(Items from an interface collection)

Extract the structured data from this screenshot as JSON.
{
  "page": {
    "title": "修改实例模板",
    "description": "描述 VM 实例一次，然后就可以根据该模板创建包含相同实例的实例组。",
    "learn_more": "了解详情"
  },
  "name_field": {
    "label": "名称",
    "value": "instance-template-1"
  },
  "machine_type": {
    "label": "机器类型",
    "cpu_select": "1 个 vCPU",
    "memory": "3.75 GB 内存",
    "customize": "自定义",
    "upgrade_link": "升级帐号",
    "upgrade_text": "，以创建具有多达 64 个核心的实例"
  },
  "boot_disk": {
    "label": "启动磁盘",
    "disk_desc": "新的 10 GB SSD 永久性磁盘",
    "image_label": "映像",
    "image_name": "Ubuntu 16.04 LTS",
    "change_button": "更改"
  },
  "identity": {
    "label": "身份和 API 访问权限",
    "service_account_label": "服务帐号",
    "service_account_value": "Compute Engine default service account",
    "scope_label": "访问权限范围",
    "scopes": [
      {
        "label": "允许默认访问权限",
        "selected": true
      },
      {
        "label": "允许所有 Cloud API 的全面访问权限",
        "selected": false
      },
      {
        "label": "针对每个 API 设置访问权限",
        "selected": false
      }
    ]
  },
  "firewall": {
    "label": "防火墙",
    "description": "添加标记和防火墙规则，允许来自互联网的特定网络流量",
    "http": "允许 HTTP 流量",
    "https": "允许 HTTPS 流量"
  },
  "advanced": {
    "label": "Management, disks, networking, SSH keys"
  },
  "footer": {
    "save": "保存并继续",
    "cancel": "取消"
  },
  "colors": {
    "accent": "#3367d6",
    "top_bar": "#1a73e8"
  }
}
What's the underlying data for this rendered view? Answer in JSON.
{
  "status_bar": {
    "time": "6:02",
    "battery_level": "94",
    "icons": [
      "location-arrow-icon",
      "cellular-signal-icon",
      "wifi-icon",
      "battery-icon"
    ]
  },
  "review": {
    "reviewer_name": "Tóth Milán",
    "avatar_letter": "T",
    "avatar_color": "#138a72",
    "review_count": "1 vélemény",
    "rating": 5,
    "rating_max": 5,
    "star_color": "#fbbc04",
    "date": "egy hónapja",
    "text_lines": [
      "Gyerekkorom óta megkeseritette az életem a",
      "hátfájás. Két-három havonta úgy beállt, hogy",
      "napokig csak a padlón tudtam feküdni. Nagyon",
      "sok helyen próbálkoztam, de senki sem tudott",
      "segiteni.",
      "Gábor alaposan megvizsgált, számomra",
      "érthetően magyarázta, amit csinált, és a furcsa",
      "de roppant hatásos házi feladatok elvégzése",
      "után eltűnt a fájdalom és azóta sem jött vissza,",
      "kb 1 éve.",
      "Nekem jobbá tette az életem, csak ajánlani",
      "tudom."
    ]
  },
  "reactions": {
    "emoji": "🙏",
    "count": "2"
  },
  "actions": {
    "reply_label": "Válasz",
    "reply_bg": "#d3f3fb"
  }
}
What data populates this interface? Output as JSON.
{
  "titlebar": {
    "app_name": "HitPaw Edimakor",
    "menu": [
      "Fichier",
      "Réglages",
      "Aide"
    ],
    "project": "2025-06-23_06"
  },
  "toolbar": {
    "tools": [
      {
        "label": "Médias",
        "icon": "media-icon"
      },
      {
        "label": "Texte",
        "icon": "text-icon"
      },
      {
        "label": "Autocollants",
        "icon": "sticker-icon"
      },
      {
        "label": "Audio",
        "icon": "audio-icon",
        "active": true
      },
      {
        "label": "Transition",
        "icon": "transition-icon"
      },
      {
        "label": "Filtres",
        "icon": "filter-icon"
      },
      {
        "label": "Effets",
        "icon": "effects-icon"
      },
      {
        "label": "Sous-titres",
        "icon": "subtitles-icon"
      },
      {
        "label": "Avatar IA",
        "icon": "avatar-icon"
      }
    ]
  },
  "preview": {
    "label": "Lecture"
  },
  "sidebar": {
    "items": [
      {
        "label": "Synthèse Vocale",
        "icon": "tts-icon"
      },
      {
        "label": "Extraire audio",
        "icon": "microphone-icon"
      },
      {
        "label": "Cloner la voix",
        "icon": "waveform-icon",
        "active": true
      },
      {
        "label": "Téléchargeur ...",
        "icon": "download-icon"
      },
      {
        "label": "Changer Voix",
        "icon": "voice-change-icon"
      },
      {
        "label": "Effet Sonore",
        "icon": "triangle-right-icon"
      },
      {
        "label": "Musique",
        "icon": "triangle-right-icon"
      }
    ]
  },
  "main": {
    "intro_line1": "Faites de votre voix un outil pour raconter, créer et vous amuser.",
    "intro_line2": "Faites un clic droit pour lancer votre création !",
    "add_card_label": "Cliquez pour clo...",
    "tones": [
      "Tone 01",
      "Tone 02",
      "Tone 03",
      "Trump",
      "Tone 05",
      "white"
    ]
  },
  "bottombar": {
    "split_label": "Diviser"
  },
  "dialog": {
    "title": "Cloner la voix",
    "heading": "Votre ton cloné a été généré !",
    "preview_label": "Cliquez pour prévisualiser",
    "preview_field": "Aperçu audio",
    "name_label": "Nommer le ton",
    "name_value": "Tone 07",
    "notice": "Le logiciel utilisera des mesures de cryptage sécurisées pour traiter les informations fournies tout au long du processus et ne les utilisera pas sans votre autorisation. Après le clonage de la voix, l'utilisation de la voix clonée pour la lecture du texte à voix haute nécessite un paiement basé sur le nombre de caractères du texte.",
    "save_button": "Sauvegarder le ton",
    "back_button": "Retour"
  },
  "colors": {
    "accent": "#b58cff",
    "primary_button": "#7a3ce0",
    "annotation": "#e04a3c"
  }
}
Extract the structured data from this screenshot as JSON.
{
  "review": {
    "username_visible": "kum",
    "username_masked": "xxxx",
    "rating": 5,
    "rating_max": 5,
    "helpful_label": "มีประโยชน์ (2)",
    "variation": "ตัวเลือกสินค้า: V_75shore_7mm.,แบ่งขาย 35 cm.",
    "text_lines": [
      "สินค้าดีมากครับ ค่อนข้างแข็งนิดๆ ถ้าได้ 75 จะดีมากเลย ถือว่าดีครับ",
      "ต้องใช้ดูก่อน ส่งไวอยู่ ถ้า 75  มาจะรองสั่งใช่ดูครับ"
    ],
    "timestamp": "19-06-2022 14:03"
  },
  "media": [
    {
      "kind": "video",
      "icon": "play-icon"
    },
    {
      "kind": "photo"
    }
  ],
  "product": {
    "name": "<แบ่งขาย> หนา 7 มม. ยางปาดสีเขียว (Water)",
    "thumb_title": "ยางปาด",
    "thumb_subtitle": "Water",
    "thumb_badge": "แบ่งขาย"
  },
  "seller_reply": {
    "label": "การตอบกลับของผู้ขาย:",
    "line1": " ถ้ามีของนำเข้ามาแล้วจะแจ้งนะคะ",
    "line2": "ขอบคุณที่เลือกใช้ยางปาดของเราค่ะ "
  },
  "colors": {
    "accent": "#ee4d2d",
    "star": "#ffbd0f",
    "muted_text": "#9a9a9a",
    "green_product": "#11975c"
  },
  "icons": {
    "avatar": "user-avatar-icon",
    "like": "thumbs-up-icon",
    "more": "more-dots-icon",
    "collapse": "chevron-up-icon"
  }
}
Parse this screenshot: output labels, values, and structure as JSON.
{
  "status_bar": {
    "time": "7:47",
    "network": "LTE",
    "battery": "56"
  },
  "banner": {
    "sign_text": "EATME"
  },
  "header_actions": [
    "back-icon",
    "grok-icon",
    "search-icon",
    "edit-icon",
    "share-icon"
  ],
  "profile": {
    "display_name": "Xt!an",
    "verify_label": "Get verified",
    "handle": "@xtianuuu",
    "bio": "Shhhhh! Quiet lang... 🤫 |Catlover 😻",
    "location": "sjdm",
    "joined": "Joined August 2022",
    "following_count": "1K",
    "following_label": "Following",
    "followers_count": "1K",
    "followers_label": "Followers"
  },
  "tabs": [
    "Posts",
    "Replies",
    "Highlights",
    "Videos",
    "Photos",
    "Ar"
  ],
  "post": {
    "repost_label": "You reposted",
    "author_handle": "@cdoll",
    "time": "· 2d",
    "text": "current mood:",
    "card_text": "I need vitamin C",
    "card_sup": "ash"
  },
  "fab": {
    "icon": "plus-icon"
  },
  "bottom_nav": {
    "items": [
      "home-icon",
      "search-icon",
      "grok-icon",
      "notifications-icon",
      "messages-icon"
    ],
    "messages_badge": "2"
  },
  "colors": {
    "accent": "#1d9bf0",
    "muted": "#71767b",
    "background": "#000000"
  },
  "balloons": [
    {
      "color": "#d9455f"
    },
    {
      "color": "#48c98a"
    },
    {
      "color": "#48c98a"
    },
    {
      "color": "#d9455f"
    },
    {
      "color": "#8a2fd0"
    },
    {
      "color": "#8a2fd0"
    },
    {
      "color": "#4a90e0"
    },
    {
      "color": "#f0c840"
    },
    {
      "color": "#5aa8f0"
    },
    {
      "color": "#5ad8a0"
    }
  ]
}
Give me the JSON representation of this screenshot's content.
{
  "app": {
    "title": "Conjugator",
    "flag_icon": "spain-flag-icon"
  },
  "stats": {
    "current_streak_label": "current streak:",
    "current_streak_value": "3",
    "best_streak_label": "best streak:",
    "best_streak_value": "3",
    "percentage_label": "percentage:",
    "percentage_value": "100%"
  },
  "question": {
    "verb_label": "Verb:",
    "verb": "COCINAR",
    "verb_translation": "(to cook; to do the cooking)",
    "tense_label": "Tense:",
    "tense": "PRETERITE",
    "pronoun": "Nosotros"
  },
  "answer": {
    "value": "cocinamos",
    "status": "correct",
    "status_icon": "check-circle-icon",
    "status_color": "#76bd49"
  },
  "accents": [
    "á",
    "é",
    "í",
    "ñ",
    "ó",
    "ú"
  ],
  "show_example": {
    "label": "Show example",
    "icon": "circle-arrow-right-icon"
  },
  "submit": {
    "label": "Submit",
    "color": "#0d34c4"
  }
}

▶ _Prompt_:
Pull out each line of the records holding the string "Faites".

▶ _Response to the task_:
    "intro_line1": "Faites de votre voix un outil pour raconter, créer et vous amuser.",
    "intro_line2": "Faites un clic droit pour lancer votre création !",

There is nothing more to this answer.